Published January 13, 2015
It's icy, rocky and bigger than Pluto (search). And according to scientists who found it orbiting the sun, it's the newest planet on our solar system's block. The planet — the farthest-known object in the solar system — is currently 9 billion miles away from the sun, or about three times Pluto's current distance from the sun.
"This is the first object to be confirmed to be larger than Pluto in the outer solar system," Michael Brown, a planetary scientist at the California Institute of Technology (search), said Friday in a telephone briefing announcing the discovery.
Brown labeled the object as a 10th planet, but there are scientists who dispute the classification of Pluto as such.
Astronomers do not know the new planet's exact size, but its brightness shows that it is at least as large as Pluto and could be up to 1 1/2 times bigger. The research was funded by NASA (search).
Brown has submitted a name for the new planet to the International Astronomical Union (search), which has yet to act on the proposal, but he did not release the proposed name Friday.

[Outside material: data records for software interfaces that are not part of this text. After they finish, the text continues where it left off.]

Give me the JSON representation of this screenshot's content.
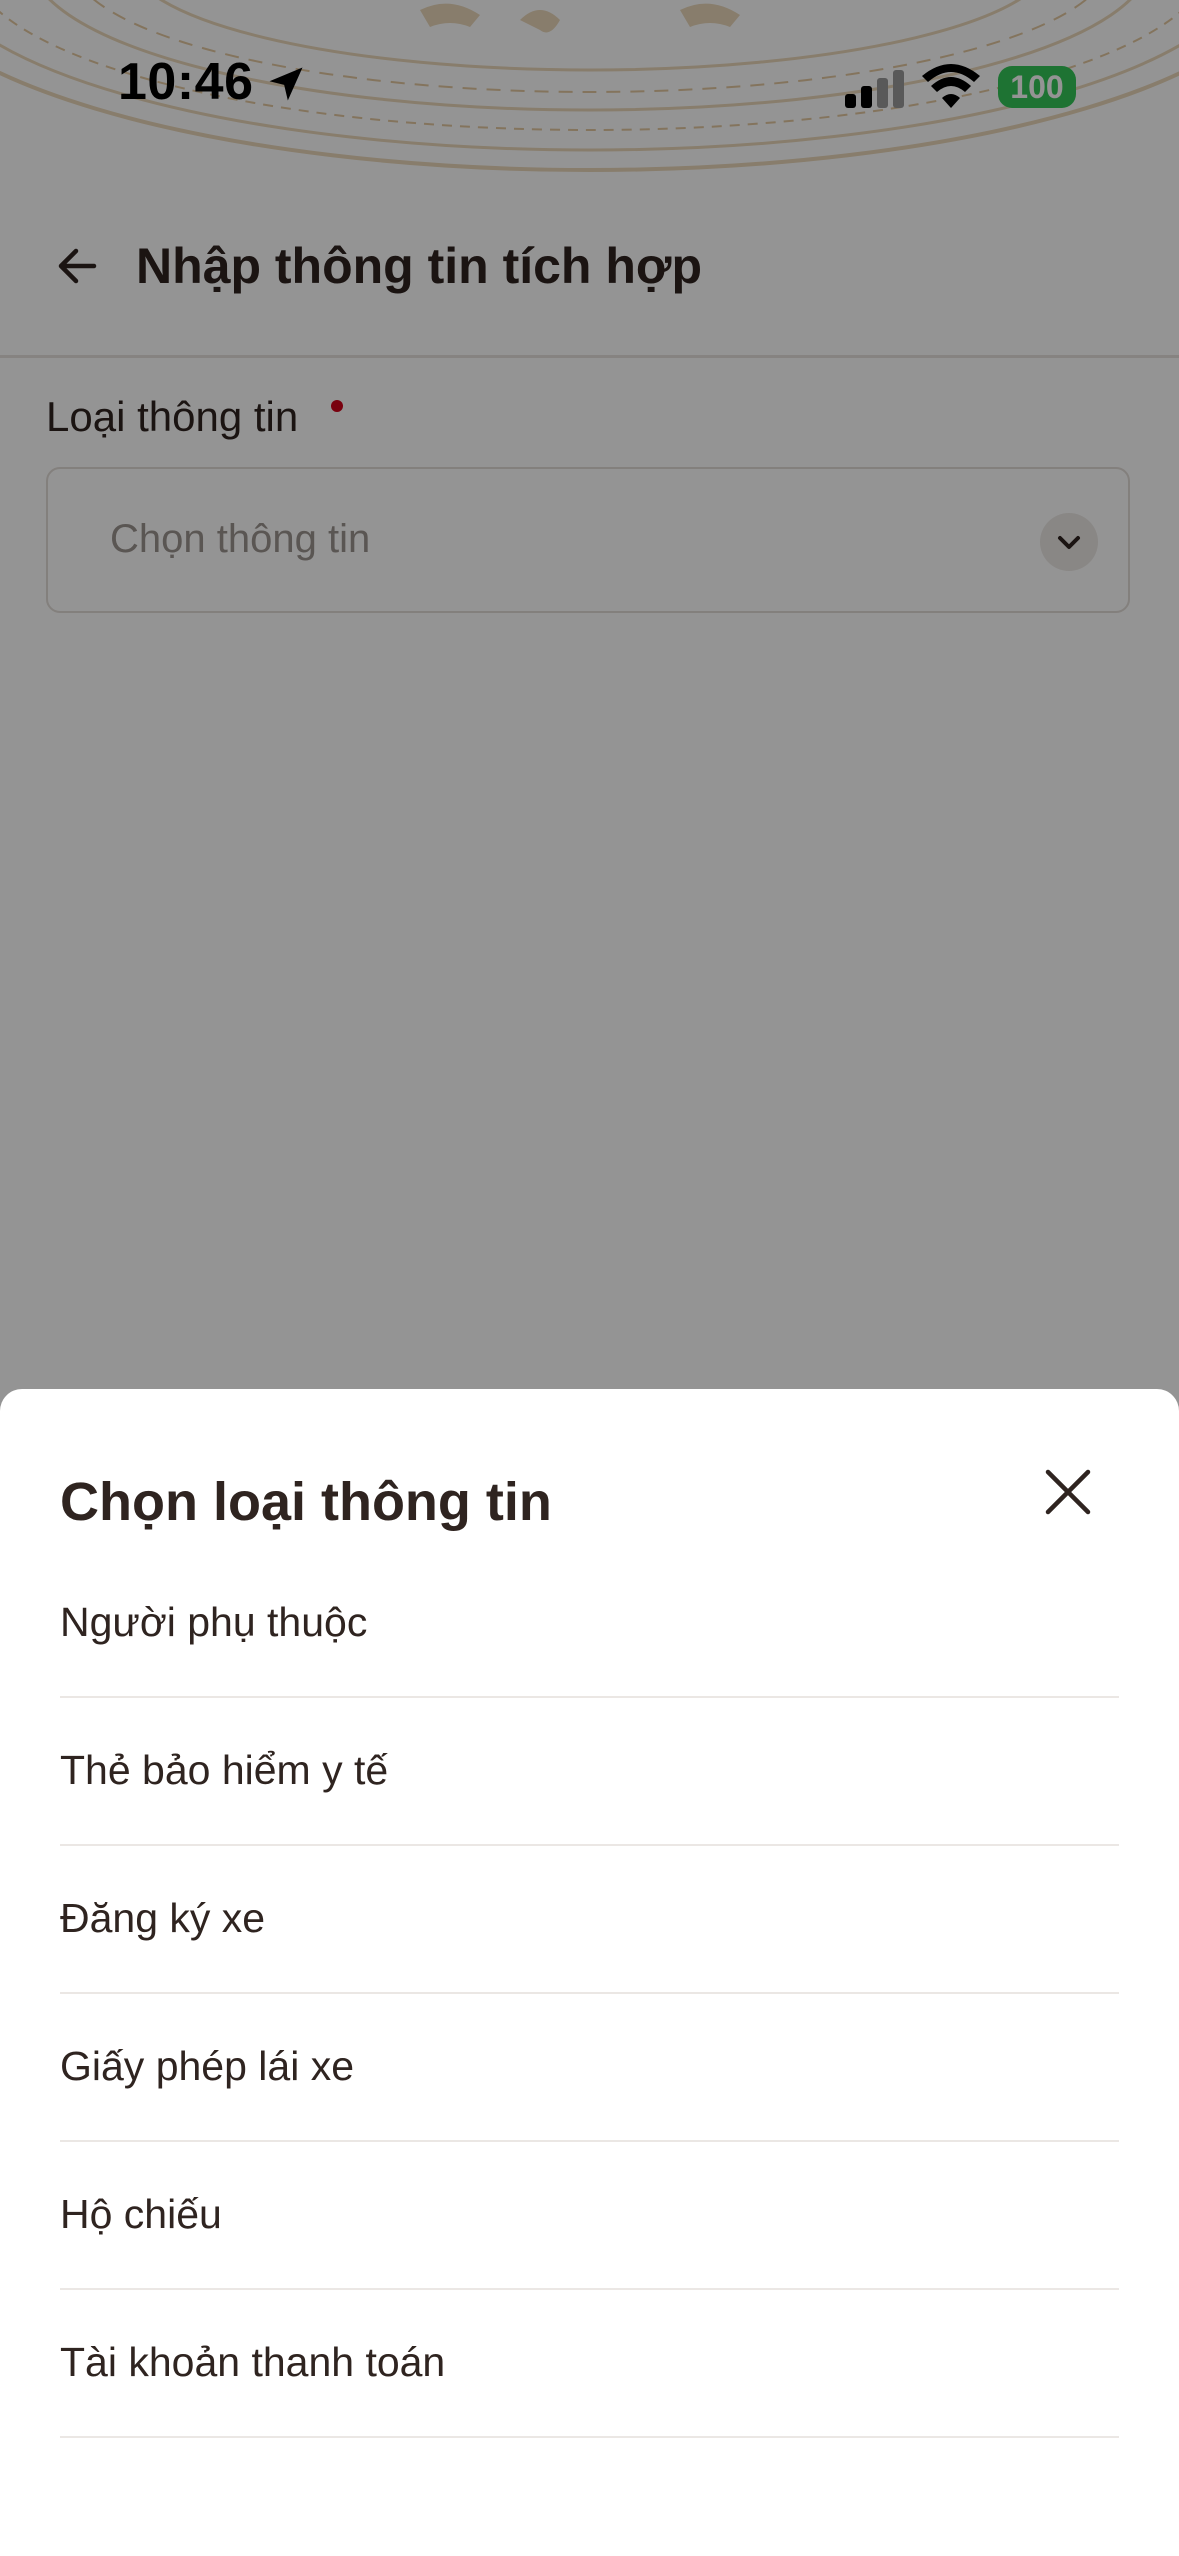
{
  "status_bar": {
    "time": "10:46",
    "battery": "100",
    "icons": [
      "location-arrow-icon",
      "cellular-signal-icon",
      "wifi-icon"
    ]
  },
  "nav": {
    "title": "Nhập thông tin tích hợp",
    "back_icon": "arrow-left-icon"
  },
  "form": {
    "field_label": "Loại thông tin",
    "required_color": "#d0021b",
    "select_placeholder": "Chọn thông tin",
    "select_icon": "chevron-down-icon"
  },
  "sheet": {
    "title": "Chọn loại thông tin",
    "close_icon": "close-icon",
    "options": [
      "Người phụ thuộc",
      "Thẻ bảo hiểm y tế",
      "Đăng ký xe",
      "Giấy phép lái xe",
      "Hộ chiếu",
      "Tài khoản thanh toán"
    ]
  },
  "colors": {
    "text_primary": "#2f2420",
    "battery_green": "#34c759",
    "header_pattern": "#e3c9a1"
  }
}
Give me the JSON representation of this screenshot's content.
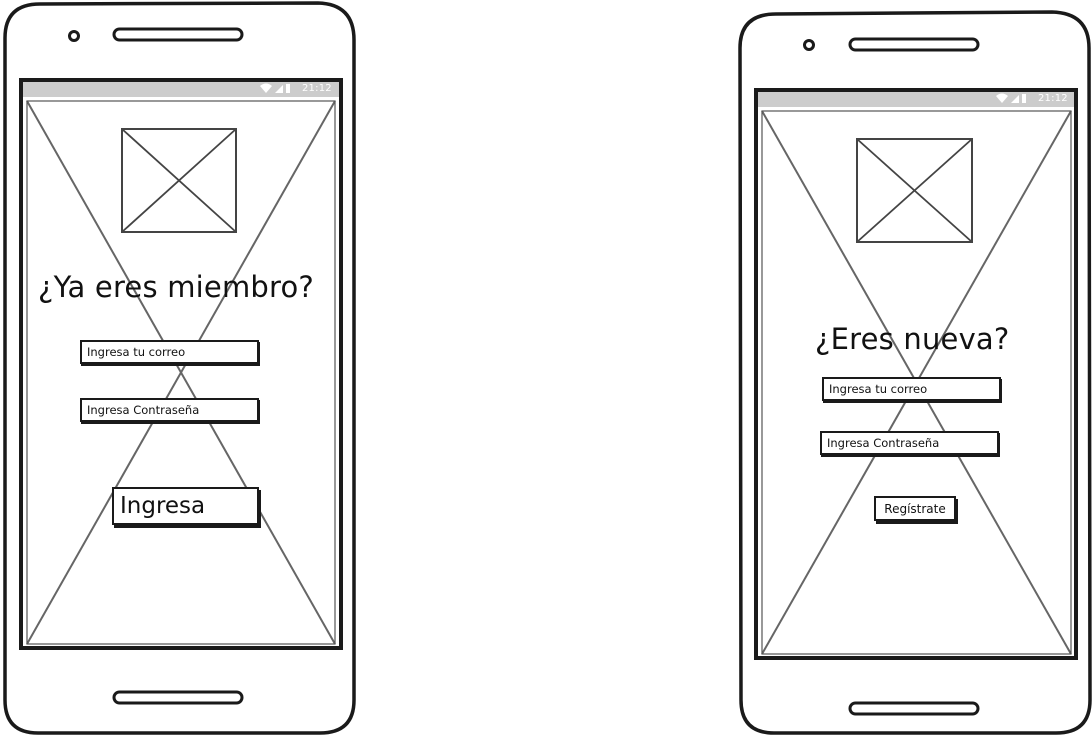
{
  "status_bar": {
    "time": "21:12"
  },
  "screen_login": {
    "title": "¿Ya eres miembro?",
    "email_placeholder": "Ingresa tu correo",
    "password_placeholder": "Ingresa Contraseña",
    "submit_label": "Ingresa"
  },
  "screen_signup": {
    "title": "¿Eres nueva?",
    "email_placeholder": "Ingresa tu correo",
    "password_placeholder": "Ingresa Contraseña",
    "submit_label": "Regístrate"
  },
  "colors": {
    "ink": "#1a1a1a",
    "status_bar": "#cccccc",
    "placeholder_cross": "#666666"
  },
  "icons": [
    "wifi-icon",
    "signal-icon",
    "battery-icon",
    "image-placeholder-icon"
  ]
}
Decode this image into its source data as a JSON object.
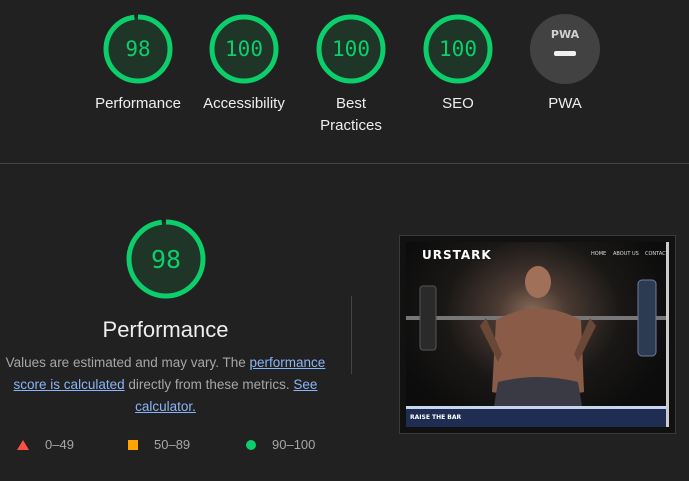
{
  "colors": {
    "good": "#0cce6b",
    "average": "#ffa400",
    "fail": "#ff4e42",
    "link": "#8ab4f8"
  },
  "categories": [
    {
      "score": "98",
      "label": "Performance",
      "fraction": 0.98
    },
    {
      "score": "100",
      "label": "Accessibility",
      "fraction": 1.0
    },
    {
      "score": "100",
      "label_line1": "Best",
      "label_line2": "Practices",
      "fraction": 1.0
    },
    {
      "score": "100",
      "label": "SEO",
      "fraction": 1.0
    },
    {
      "badge": "PWA",
      "label": "PWA"
    }
  ],
  "performance": {
    "score": "98",
    "fraction": 0.98,
    "title": "Performance",
    "desc_part1": "Values are estimated and may vary. The ",
    "link1": "performance score is calculated",
    "desc_part2": " directly from these metrics. ",
    "link2": "See calculator."
  },
  "legend": [
    {
      "icon": "triangle-icon",
      "range": "0–49"
    },
    {
      "icon": "square-icon",
      "range": "50–89"
    },
    {
      "icon": "circle-icon",
      "range": "90–100"
    }
  ],
  "screenshot": {
    "brand": "URSTARK",
    "nav": [
      "HOME",
      "ABOUT US",
      "CONTACT"
    ],
    "banner": "RAISE THE BAR"
  }
}
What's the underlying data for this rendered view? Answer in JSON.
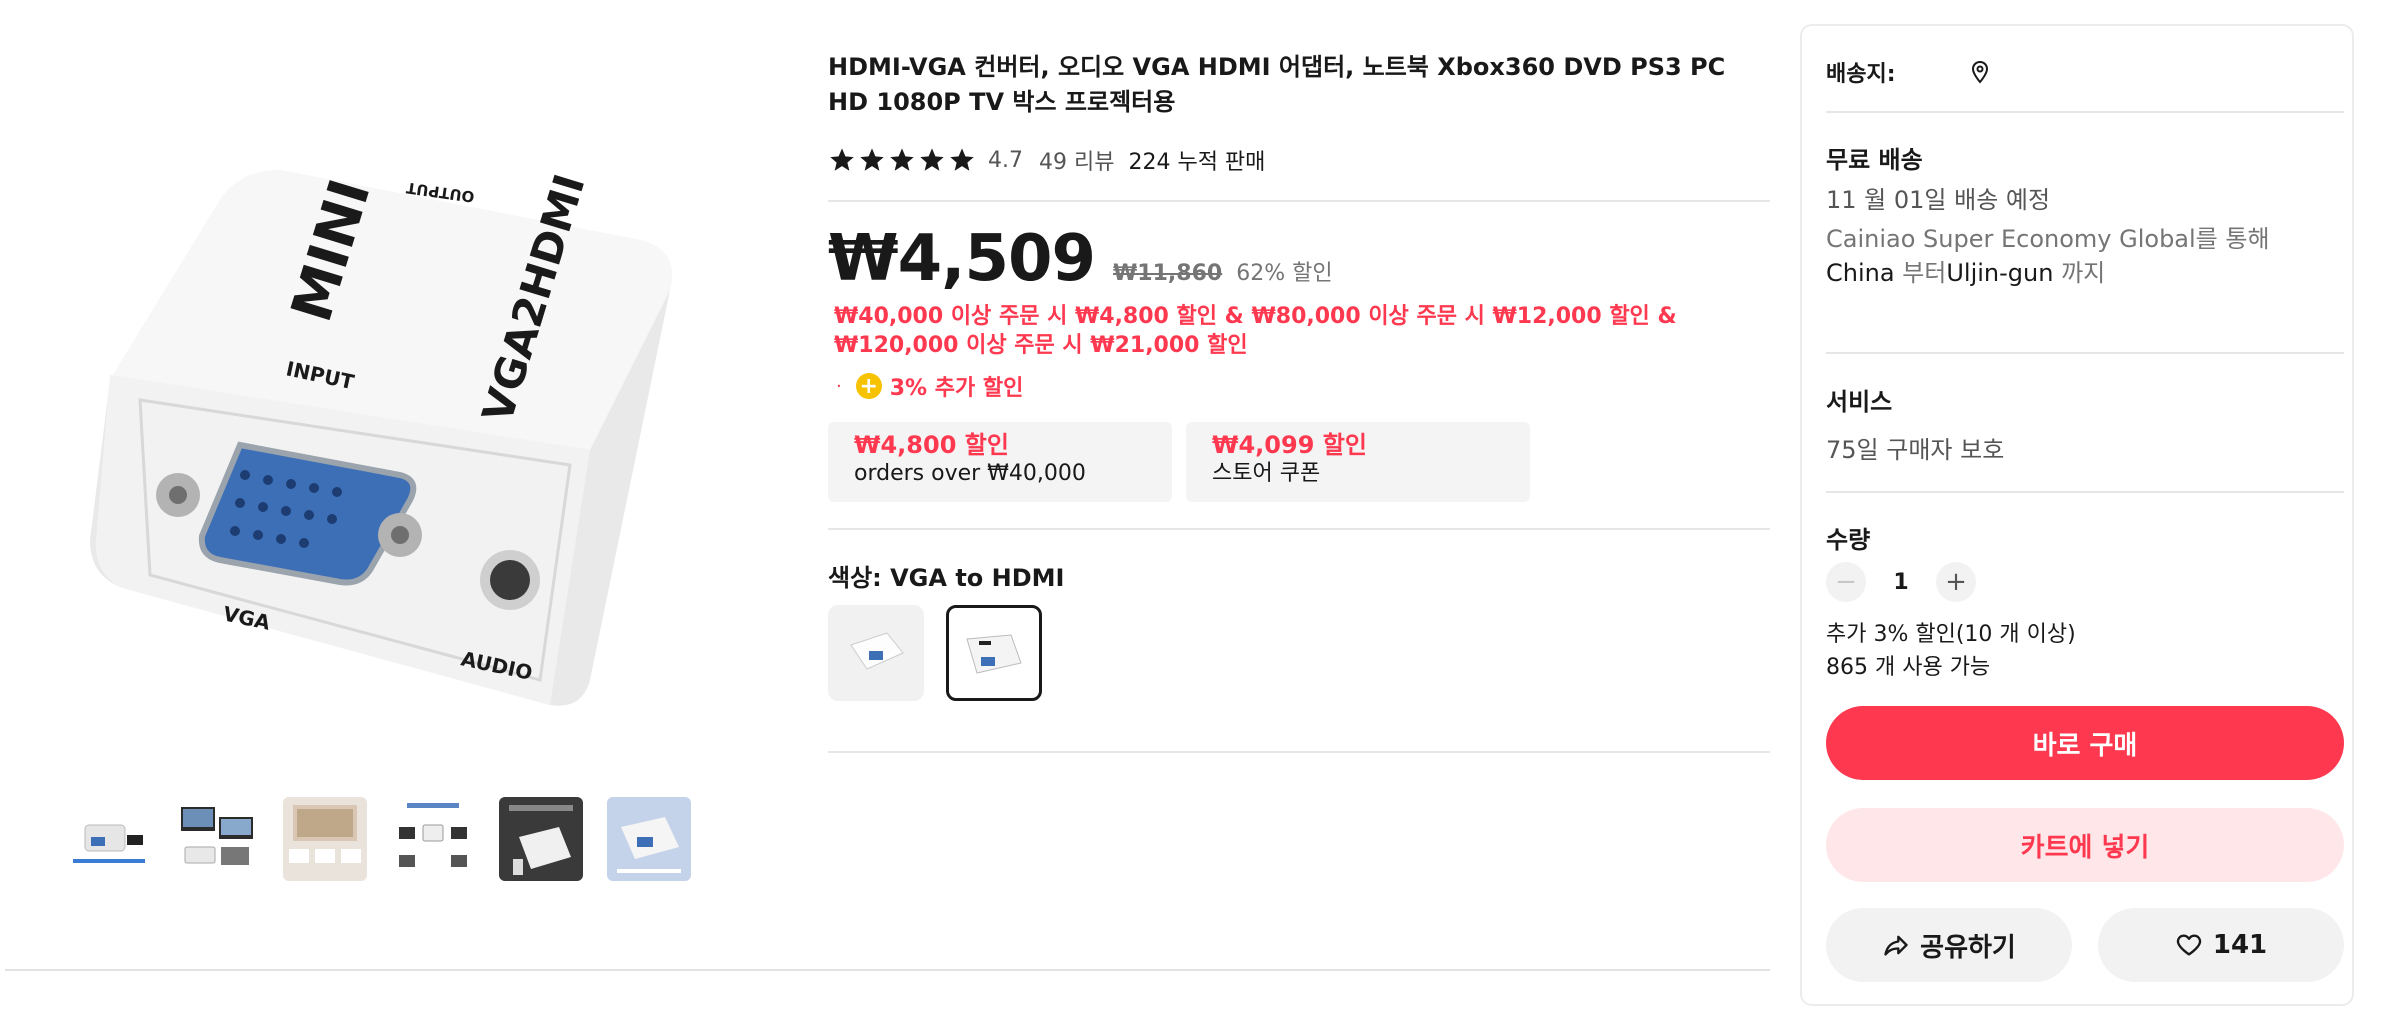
{
  "product": {
    "title": "HDMI-VGA 컨버터, 오디오 VGA HDMI 어댑터, 노트북 Xbox360 DVD PS3 PC HD 1080P TV 박스 프로젝터용",
    "rating": "4.7",
    "reviews": "49 리뷰",
    "sold": "224 누적 판매",
    "price": "₩4,509",
    "original_price": "₩11,860",
    "discount": "62% 할인",
    "promo_text": "₩40,000 이상 주문 시 ₩4,800 할인 & ₩80,000 이상 주문 시 ₩12,000 할인 & ₩120,000 이상 주문 시 ₩21,000 할인",
    "extra_discount_dot": "·",
    "extra_discount": "3% 추가 할인",
    "coupons": [
      {
        "amount": "₩4,800 할인",
        "desc": "orders over ₩40,000"
      },
      {
        "amount": "₩4,099 할인",
        "desc": "스토어 쿠폰"
      }
    ],
    "color_label": "색상: VGA to HDMI",
    "image_labels": {
      "mini": "MINI",
      "model": "VGA2HDMI",
      "output": "OUTPUT",
      "input": "INPUT",
      "vga": "VGA",
      "audio": "AUDIO"
    }
  },
  "panel": {
    "ship_to_label": "배송지:",
    "free_shipping": "무료 배송",
    "delivery_date": "11 월 01일 배송 예정",
    "route": {
      "carrier": "Cainiao Super Economy Global를 통해 ",
      "origin": "China",
      "from": " 부터",
      "dest": "Uljin-gun",
      "to": " 까지"
    },
    "service_title": "서비스",
    "service_text": "75일 구매자 보호",
    "qty_title": "수량",
    "qty_minus": "−",
    "qty_value": "1",
    "qty_plus": "+",
    "qty_note_1": "추가 3% 할인(10 개 이상)",
    "qty_note_2": "865 개 사용 가능",
    "buy_now": "바로 구매",
    "add_to_cart": "카트에 넣기",
    "share": "공유하기",
    "likes": "141"
  },
  "colors": {
    "accent": "#fd384f",
    "accent_light": "#ffe7e9",
    "coin": "#f7c200",
    "text": "#191919",
    "muted": "#757575"
  },
  "icons": {
    "star": "star-icon",
    "pin": "location-pin-icon",
    "share": "share-icon",
    "heart": "heart-icon",
    "coin": "coin-icon"
  }
}
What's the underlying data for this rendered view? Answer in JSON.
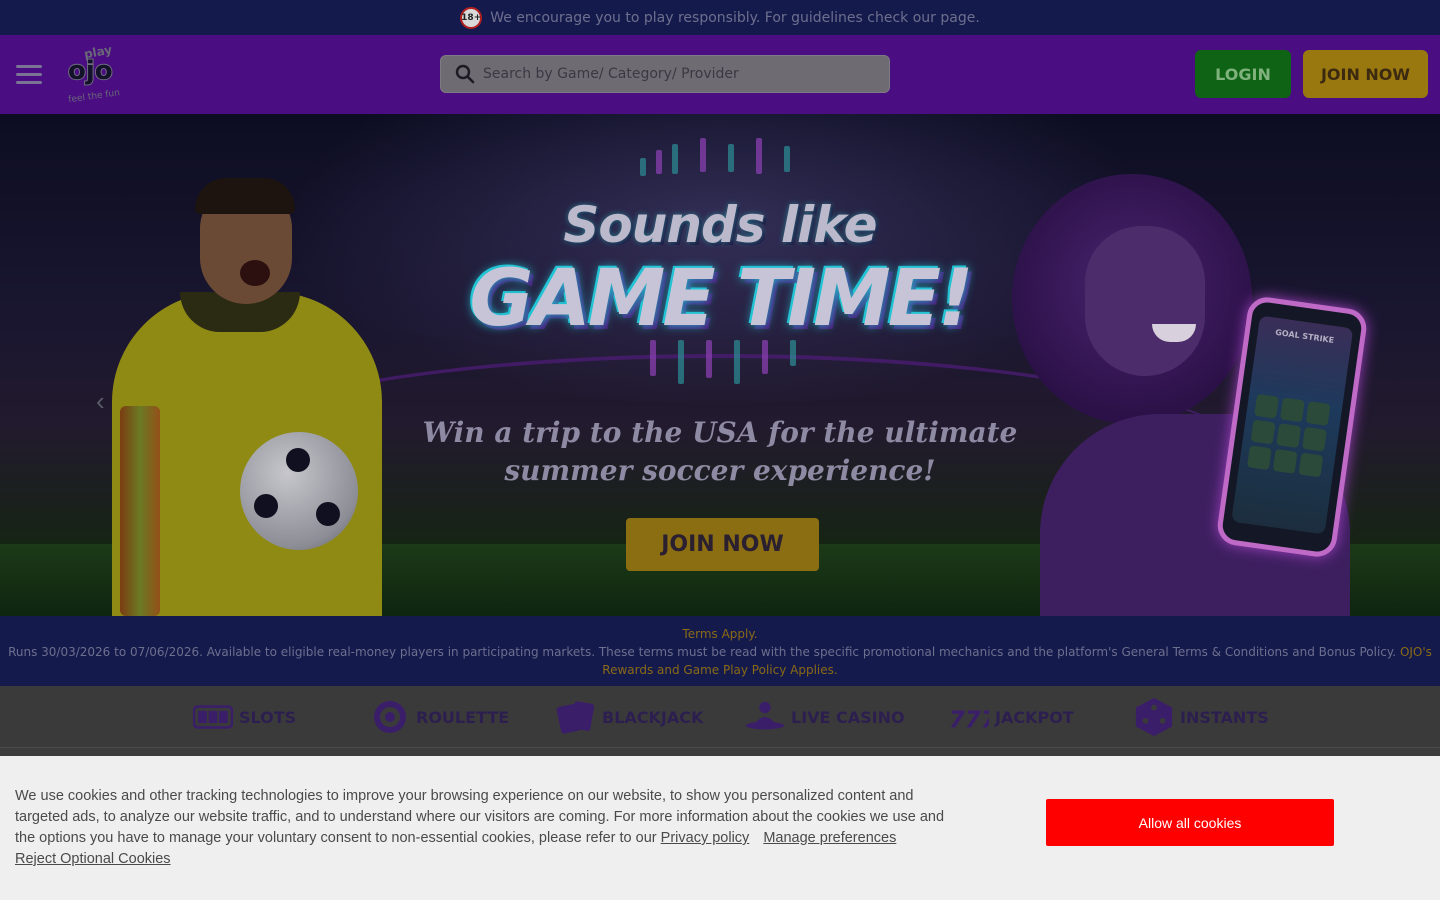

The briefing was hastily arranged after Brown received word that a secure Web site containing the discovery was hacked and the hacker threatened to release the information.
Brown and colleagues Chad Trujillo of the Gemini Observatory (search) and David Rabinowitz of Yale University (search) first photographed the object in 2003 using a 48-inch telescope at the Palomar Observatory (search).
But it was so far away that its motion was not detected until data was analyzed again this past January. It will take at least six months before astronomers can determine its exact size.
It has taken scientists this long to find the planet because its orbit is at an angle compared to the orbits of most planets. The new planet is rocky and icy, similar to Pluto, Brown said.
Alan Stern of the Southwestern Research Institute (search) in Boulder, Colo., said he was not surprised by the discovery since other objects around the size of Pluto have been found in the Kuiper belt, a disc of icy debris beyond the orbit of Neptune.
What's unique about the latest finding is that the object appears to be bigger than Pluto, he said.
"Unless they've made a grave mistake, this is for real," said Stern, who had no role in the discovery.